In the entries that follow, find every line containing "date" and copy it.

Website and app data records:

== Segment start ==

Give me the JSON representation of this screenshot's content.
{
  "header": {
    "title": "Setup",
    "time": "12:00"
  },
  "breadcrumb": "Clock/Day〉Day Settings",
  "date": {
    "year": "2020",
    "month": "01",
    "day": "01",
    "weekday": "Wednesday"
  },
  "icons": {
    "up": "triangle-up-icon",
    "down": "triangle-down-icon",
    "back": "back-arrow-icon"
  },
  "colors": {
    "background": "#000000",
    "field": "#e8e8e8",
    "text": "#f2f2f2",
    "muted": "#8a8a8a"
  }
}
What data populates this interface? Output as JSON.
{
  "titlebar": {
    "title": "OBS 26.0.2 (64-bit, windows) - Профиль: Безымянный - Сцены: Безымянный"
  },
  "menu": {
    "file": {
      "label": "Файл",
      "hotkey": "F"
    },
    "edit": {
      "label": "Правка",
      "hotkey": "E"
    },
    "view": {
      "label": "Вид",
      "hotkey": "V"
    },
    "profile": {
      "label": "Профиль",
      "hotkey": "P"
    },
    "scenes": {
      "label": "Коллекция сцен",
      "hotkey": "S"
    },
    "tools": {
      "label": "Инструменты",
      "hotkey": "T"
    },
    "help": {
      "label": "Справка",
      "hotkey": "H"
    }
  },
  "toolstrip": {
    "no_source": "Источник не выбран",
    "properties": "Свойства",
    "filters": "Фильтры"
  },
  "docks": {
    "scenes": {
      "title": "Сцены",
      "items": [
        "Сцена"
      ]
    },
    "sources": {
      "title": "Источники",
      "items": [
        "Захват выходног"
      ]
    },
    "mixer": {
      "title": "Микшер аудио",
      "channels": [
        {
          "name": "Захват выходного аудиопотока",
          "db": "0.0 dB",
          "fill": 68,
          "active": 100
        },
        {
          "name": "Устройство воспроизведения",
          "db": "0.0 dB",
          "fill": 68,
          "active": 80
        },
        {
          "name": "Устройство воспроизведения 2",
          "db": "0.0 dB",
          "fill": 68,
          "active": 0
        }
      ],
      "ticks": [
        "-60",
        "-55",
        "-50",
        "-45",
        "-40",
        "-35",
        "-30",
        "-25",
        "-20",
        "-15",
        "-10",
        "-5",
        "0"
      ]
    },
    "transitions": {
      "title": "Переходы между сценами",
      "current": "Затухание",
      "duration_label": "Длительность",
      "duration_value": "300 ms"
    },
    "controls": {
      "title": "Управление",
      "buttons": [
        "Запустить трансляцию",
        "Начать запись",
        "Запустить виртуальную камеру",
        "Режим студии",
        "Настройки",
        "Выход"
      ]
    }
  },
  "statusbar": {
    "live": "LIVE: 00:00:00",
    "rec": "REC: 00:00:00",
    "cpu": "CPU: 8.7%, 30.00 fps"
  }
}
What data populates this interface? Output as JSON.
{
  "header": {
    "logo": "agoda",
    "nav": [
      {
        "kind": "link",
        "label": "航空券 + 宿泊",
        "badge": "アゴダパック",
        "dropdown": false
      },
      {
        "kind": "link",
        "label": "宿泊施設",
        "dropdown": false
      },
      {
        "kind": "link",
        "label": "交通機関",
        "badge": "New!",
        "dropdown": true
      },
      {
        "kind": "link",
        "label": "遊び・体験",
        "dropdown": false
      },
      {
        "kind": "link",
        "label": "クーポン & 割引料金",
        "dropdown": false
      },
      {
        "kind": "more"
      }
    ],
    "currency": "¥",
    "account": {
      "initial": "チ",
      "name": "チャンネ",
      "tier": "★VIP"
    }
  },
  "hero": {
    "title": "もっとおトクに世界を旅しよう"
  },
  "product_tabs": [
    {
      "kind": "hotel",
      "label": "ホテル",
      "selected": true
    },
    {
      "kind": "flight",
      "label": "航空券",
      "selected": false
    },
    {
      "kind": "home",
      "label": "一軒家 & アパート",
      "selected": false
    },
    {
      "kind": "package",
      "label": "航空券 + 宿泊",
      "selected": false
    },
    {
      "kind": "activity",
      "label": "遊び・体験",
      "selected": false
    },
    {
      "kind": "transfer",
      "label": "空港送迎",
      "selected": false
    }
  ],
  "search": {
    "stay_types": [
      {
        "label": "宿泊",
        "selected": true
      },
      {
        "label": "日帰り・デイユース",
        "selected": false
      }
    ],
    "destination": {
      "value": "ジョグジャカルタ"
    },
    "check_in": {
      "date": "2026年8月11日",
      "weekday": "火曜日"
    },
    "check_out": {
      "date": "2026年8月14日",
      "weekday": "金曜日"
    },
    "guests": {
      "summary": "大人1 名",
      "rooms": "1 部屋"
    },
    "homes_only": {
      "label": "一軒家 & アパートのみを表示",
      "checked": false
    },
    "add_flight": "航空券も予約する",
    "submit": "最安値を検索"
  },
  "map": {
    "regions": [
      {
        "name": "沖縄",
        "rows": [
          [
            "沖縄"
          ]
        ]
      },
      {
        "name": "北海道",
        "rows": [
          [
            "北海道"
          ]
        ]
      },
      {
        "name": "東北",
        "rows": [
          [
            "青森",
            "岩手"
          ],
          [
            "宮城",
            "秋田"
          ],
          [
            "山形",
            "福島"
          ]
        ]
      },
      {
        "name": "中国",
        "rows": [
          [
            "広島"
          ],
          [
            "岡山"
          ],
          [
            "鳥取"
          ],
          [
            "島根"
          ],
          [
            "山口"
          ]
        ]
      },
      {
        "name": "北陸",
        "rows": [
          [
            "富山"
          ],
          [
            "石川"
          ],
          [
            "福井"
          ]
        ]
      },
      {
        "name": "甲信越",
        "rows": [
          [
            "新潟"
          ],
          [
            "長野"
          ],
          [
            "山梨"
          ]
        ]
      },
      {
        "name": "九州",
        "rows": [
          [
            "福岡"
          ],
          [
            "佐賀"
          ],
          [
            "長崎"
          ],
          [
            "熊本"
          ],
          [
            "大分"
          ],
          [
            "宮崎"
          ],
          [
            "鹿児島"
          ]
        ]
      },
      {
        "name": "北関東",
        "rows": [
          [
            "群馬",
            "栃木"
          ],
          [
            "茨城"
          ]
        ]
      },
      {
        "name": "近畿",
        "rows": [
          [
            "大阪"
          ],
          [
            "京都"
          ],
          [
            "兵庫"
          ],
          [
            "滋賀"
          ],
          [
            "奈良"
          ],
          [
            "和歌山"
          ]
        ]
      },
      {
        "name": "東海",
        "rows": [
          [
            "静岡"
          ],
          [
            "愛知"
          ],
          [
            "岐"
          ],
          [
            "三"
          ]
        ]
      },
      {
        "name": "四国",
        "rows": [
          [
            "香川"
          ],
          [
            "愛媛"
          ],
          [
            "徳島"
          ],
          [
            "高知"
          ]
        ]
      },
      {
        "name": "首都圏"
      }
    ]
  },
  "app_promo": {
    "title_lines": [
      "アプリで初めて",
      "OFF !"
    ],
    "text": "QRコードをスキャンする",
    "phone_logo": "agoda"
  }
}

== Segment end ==

Result for this exercise:
  "date": {
      "date": "2026年8月11日",
      "date": "2026年8月14日",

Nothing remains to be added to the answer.